- [Problem requirements]: Below are records to give again exactly; omit each image they contain.
....................
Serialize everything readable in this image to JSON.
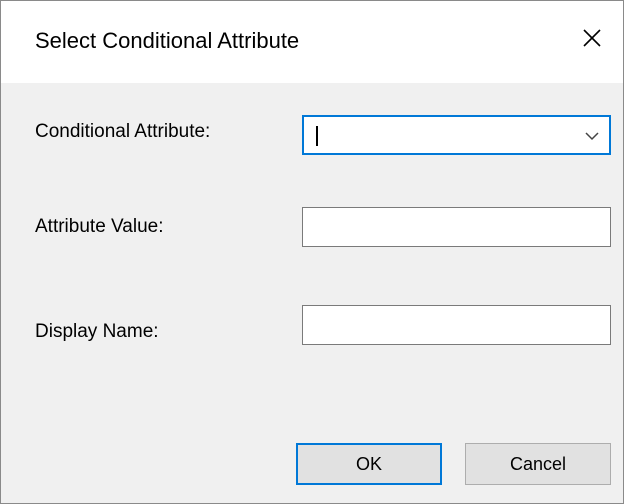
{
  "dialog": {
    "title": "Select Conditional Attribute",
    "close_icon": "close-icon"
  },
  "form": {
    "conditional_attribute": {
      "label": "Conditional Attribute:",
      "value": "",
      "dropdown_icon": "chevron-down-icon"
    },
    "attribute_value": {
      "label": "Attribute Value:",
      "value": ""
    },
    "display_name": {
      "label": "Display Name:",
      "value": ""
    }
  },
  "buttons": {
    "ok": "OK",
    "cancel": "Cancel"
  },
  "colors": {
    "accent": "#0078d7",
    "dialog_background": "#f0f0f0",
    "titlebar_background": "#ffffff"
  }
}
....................
- [Answer space]:
Serialize everything readable in this image to JSON.
{
  "dialog": {
    "title": "Select Conditional Attribute",
    "close_icon": "close-icon"
  },
  "form": {
    "conditional_attribute": {
      "label": "Conditional Attribute:",
      "value": "",
      "dropdown_icon": "chevron-down-icon"
    },
    "attribute_value": {
      "label": "Attribute Value:",
      "value": ""
    },
    "display_name": {
      "label": "Display Name:",
      "value": ""
    }
  },
  "buttons": {
    "ok": "OK",
    "cancel": "Cancel"
  },
  "colors": {
    "accent": "#0078d7",
    "dialog_background": "#f0f0f0",
    "titlebar_background": "#ffffff"
  }
}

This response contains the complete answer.